**SUPPLIED RECORDS**
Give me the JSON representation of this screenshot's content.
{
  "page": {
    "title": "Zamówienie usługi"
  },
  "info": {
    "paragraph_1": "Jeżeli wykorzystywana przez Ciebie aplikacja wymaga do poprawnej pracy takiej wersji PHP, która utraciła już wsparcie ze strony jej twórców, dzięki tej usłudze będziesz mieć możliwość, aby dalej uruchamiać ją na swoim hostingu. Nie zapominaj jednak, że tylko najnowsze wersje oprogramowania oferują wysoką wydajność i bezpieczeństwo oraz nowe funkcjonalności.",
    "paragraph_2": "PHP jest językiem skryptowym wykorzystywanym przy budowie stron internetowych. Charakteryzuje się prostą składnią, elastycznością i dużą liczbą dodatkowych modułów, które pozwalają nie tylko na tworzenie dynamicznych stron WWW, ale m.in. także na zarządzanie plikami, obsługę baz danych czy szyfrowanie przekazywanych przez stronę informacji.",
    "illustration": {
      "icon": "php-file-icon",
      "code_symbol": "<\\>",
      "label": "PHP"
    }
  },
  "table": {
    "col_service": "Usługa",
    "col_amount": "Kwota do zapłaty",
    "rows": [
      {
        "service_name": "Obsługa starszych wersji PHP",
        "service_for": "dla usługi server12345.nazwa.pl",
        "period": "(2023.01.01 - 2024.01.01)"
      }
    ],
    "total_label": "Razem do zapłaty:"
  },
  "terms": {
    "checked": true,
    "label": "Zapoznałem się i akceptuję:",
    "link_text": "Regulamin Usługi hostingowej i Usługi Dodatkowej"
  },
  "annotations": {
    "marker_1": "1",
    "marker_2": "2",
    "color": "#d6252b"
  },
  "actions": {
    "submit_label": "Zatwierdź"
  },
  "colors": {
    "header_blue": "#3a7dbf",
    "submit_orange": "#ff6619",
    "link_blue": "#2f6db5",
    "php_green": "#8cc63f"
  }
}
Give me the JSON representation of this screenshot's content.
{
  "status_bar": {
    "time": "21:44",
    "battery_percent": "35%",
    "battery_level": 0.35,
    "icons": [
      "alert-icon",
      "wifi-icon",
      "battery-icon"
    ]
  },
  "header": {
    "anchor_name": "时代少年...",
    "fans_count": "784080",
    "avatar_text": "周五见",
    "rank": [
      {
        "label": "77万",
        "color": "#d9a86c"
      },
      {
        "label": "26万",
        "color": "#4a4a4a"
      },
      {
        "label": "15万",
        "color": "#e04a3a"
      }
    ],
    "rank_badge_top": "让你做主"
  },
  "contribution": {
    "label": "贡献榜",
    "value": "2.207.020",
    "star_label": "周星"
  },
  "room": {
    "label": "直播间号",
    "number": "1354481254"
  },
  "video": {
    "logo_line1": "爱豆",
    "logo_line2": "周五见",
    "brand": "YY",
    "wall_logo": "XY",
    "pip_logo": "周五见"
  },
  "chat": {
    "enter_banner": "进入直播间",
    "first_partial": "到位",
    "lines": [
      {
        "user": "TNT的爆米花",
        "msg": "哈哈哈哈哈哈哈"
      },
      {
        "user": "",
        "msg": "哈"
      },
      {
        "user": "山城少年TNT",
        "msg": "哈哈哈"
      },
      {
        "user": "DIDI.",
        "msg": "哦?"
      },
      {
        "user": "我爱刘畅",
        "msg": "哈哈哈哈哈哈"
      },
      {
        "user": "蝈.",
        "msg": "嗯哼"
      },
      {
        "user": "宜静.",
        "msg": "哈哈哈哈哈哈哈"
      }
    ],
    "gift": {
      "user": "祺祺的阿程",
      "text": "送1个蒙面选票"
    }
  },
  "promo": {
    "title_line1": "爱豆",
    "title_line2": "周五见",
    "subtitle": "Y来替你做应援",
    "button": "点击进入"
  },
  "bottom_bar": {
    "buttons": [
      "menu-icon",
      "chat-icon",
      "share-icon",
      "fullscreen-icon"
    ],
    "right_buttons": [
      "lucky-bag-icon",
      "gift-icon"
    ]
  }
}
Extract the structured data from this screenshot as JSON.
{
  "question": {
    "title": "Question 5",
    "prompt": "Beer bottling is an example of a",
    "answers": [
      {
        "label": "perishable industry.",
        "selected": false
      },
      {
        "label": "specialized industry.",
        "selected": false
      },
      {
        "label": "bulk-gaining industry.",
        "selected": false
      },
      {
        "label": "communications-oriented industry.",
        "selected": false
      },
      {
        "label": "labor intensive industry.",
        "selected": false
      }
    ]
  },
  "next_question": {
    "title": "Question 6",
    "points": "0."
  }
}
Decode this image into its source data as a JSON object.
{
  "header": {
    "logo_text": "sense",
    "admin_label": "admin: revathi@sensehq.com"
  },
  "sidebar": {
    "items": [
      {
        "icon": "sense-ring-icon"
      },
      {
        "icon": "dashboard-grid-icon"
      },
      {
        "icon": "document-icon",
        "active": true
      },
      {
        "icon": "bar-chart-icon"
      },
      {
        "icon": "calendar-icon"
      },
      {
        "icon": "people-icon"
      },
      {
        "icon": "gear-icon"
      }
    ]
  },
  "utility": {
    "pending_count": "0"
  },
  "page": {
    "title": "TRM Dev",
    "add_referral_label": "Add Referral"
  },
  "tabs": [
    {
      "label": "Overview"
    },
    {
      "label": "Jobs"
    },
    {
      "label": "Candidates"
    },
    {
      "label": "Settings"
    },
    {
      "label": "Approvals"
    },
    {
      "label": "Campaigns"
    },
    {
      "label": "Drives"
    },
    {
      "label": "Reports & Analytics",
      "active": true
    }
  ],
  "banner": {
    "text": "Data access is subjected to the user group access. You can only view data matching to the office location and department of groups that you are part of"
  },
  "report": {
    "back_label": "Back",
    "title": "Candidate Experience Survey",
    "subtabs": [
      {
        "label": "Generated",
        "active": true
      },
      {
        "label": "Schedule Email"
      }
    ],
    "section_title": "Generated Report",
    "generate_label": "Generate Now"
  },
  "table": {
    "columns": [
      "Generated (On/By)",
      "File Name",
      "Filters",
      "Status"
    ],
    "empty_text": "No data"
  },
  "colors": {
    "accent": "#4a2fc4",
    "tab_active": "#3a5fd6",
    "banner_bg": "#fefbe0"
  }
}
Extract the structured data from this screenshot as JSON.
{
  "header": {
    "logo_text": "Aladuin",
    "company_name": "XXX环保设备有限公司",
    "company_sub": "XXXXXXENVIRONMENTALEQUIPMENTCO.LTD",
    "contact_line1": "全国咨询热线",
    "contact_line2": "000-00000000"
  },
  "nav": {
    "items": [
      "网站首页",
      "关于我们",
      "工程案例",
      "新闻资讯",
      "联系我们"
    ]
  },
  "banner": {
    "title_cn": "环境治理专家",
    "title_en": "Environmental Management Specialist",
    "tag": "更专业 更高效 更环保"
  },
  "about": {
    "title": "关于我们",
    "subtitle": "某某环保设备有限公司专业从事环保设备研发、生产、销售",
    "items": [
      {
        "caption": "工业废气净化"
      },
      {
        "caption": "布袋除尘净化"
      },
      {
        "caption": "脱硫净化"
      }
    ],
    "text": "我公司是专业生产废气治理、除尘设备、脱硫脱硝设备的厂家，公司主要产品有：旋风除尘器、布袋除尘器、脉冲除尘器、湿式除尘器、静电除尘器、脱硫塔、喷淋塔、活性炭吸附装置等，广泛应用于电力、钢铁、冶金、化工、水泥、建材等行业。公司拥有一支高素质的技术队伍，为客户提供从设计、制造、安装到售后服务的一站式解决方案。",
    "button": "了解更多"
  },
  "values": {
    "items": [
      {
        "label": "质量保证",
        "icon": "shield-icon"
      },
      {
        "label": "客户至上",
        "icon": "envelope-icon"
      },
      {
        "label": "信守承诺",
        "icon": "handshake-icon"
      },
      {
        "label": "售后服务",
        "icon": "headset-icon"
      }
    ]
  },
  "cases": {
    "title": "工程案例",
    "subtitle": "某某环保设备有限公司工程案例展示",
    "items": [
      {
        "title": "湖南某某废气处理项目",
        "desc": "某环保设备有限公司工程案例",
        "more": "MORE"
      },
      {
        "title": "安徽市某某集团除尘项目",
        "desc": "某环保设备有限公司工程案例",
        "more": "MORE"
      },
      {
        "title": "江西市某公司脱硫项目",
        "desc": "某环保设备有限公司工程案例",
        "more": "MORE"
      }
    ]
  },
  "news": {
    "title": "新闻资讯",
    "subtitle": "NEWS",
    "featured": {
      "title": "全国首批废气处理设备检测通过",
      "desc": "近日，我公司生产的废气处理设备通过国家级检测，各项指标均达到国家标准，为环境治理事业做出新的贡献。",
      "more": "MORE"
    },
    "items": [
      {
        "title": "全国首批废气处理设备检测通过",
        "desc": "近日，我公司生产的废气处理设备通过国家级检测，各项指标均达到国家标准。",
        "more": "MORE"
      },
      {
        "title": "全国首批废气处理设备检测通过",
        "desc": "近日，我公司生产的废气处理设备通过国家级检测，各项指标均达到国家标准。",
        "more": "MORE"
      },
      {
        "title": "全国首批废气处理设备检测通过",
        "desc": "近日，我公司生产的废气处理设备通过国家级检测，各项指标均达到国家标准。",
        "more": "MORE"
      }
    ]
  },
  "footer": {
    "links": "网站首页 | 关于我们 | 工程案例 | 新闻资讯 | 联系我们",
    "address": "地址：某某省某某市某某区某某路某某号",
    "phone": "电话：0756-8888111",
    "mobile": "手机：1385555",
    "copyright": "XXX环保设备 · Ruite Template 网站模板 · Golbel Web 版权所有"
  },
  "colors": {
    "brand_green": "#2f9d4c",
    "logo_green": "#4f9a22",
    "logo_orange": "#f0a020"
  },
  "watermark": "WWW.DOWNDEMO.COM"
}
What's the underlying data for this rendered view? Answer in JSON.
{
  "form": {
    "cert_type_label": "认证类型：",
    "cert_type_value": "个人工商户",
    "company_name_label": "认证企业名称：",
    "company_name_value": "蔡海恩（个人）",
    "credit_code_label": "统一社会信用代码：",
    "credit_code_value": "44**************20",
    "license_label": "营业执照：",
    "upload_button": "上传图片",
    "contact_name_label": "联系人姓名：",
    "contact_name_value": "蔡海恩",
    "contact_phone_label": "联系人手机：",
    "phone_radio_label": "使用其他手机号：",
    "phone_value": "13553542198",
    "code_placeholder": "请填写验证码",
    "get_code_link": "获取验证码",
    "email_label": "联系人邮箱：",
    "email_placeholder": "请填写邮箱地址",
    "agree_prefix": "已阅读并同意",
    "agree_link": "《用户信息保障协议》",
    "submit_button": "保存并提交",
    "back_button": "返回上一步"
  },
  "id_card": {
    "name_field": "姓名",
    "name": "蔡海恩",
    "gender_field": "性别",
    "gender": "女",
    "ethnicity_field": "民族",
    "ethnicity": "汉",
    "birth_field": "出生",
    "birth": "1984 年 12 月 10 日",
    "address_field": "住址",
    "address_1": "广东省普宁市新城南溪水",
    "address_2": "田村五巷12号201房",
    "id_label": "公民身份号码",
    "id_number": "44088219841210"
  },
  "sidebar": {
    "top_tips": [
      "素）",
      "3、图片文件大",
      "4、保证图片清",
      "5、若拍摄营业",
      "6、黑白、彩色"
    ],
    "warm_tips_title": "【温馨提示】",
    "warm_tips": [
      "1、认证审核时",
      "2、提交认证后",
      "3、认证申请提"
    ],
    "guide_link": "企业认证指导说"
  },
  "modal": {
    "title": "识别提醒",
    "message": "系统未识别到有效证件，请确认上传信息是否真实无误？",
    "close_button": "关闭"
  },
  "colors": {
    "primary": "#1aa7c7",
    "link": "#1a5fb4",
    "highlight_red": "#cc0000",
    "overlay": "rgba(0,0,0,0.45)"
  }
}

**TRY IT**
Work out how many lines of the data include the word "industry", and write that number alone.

**EXERCISE SOLUTION**
5